Start of PROVIDED RECORDS
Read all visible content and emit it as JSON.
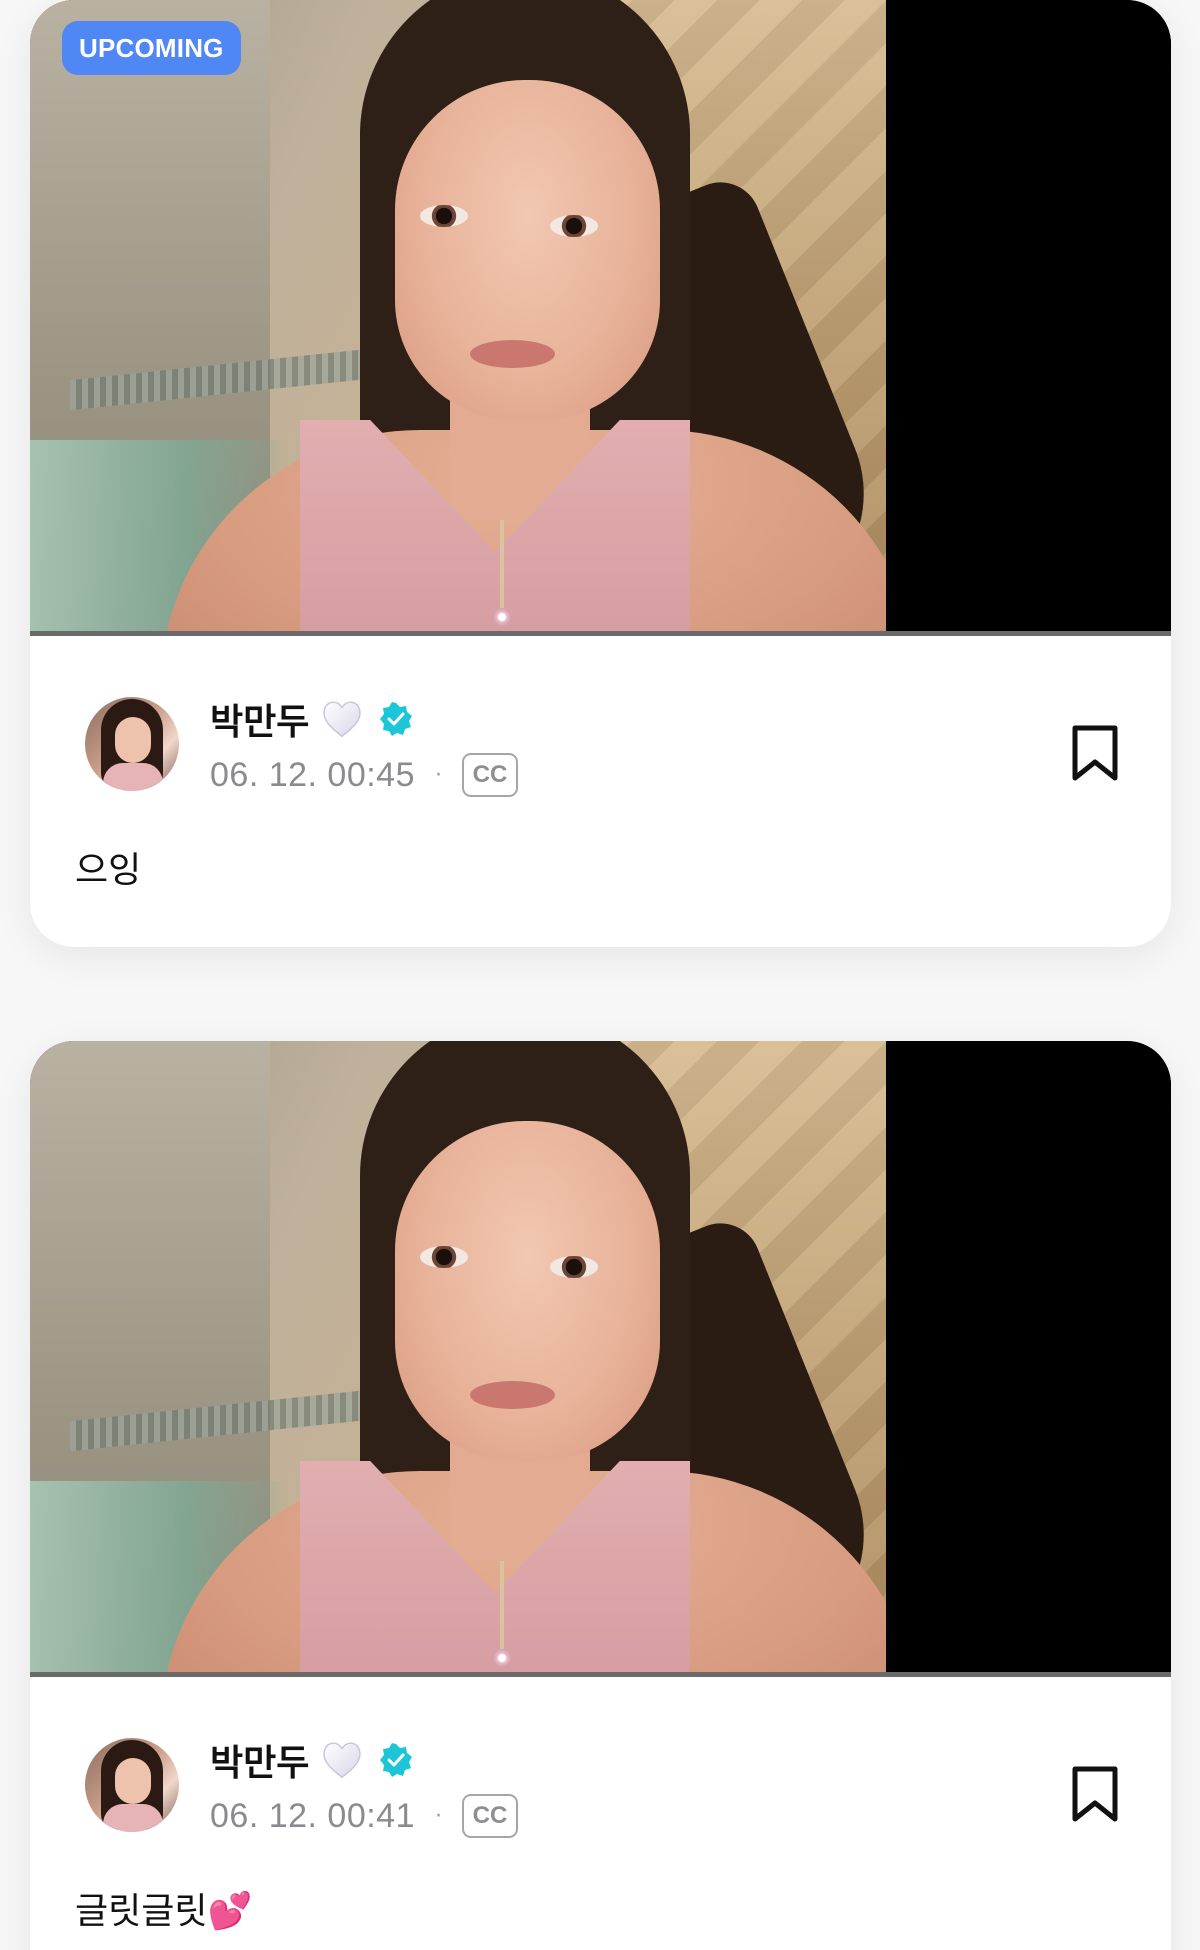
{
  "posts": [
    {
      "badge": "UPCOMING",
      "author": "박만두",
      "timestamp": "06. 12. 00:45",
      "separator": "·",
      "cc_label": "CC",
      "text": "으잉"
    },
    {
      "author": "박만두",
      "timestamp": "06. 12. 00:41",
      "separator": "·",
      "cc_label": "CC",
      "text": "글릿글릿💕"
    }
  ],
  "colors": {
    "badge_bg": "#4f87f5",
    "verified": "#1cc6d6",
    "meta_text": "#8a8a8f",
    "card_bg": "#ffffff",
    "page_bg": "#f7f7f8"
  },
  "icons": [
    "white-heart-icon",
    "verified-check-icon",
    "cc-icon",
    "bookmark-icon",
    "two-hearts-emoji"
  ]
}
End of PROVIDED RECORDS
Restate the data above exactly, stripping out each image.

ANSWER BOX:
Read all visible content and emit it as JSON.
{
  "posts": [
    {
      "badge": "UPCOMING",
      "author": "박만두",
      "timestamp": "06. 12. 00:45",
      "separator": "·",
      "cc_label": "CC",
      "text": "으잉"
    },
    {
      "author": "박만두",
      "timestamp": "06. 12. 00:41",
      "separator": "·",
      "cc_label": "CC",
      "text": "글릿글릿💕"
    }
  ],
  "colors": {
    "badge_bg": "#4f87f5",
    "verified": "#1cc6d6",
    "meta_text": "#8a8a8f",
    "card_bg": "#ffffff",
    "page_bg": "#f7f7f8"
  },
  "icons": [
    "white-heart-icon",
    "verified-check-icon",
    "cc-icon",
    "bookmark-icon",
    "two-hearts-emoji"
  ]
}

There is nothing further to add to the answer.